Re: Crates, Chests and Boxes... oh my!! - And Markings.
- --- In Revlist@yahoogroups.com, "raynersteve" <steverayner@...> wrote:
> SALE Mid 18th C. Walnut Document Box w/ Strap Hinges and Lock
> Antiques : Primitives : Document Box
That is a wonderful box. I saved it in my Documentation file.
However, I don't think it is a "document" box. This thought is due
to the size and the remnants of the dividers inside. If you will
notice there are provisions for two dividers running front to back.
With ease, a single divider could have been running also from side to
side, which would have made 6 square area's inside the box. I
suspect because of this that we have an actual "Liquor Chest."
The construction techniques are well worth remembering when I make
future chest for my own use.
Thanks for posting that link.
- Nails from Fort Stanwix.
I just wanted to follow up with a worthwhile resource for this topic.
âCasemates and Cannonballsâ has a section about nails recovered during
the archaeological investigations at Fort Stanwix.
âRose-head (fig 31a) Rose-head nails appear in all sizes but not all
specimens of this type have rounded heads; many were flat with only
short slopes near the edges.â p. 51.
[In other words - the term ârose-headâ is used in a sense similar to

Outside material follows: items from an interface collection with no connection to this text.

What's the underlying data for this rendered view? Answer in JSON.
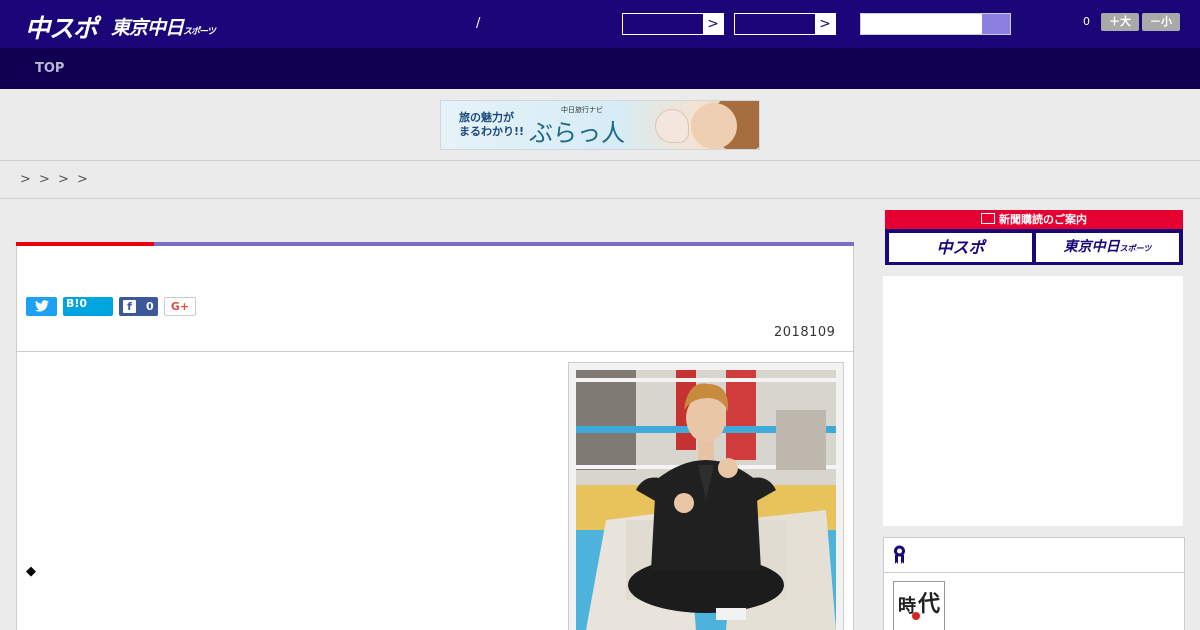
{
  "header": {
    "logo_chuspo": "中スポ",
    "logo_tokyo": "東京中日",
    "logo_tokyo_small": "スポーツ",
    "slash": "/",
    "select1_arrow": ">",
    "select2_arrow": ">",
    "font_count": "0",
    "font_larger": "＋大",
    "font_smaller": "－小"
  },
  "nav": {
    "top_label": "TOP"
  },
  "banner": {
    "line1": "旅の魅力が",
    "line2": "まるわかり!!",
    "sub": "中日旅行ナビ",
    "logo": "ぶらっ人"
  },
  "breadcrumb": [
    ">",
    ">",
    ">",
    ">"
  ],
  "article": {
    "share_twitter_icon": "twitter-icon",
    "share_hatena": "B!0",
    "share_facebook_count": "0",
    "share_gplus": "G+",
    "date": "2018109",
    "bullet": "◆"
  },
  "sidebar": {
    "subscribe_title": "新聞購読のご案内",
    "subscribe_chuspo": "中スポ",
    "subscribe_tokyo": "東京中日",
    "subscribe_tokyo_small": "スポーツ",
    "ranking_icon": "medal-icon",
    "ranking_thumb_text1": "時",
    "ranking_thumb_text2": "代"
  },
  "colors": {
    "header_bg": "#1a0678",
    "nav_bg": "#100050",
    "accent_red": "#e60012",
    "accent_purple": "#7d6ec4",
    "twitter": "#1da1f2",
    "hatena": "#00a4de",
    "facebook": "#3b5998"
  }
}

Band-Aid, Coke or Kleenex, rather than precisely.]
Fig. 31 indeed shows a range of spikes and nails. Only a few examples
of the approximately 24,600 nails found are illustrated, of course.
A few examples are nails in the range of 1-5 / 8â to 2-1 / 8â These
tend to have tapered square shanks ending in a sharp point, and
flattened or just slightly domed heads.
There are some larger nails in the range of 4-1 / 4â to 4-1 / 2â, one
of which has something resembling a ârose-head'.
Several large spikes are illustrated also, 6 to 8â in length, as well
as a range of nails and staples for specialized applications.
See pages p. 51-55 for text, illustrations and considerable
It seems that the size range of 1-5 / 8â to 2-1 / 8â would be suitable
for light carpentry work, such as chests.
âCasemates and Cannonballsâ by the way is a very good and in my
opinion, very useful resource. Lots of findngs on personal items,
utensils, tools, ceramics and glass found at the fort.
Hanson, Lee, and Hsu, Dick Ping; âCasemates and Cannonballs,
Archaeological Investigations at Fort Stanwix National Park.â Inited
States Department of the Interior, National Park Service, USGPO,
Washington DC 1975.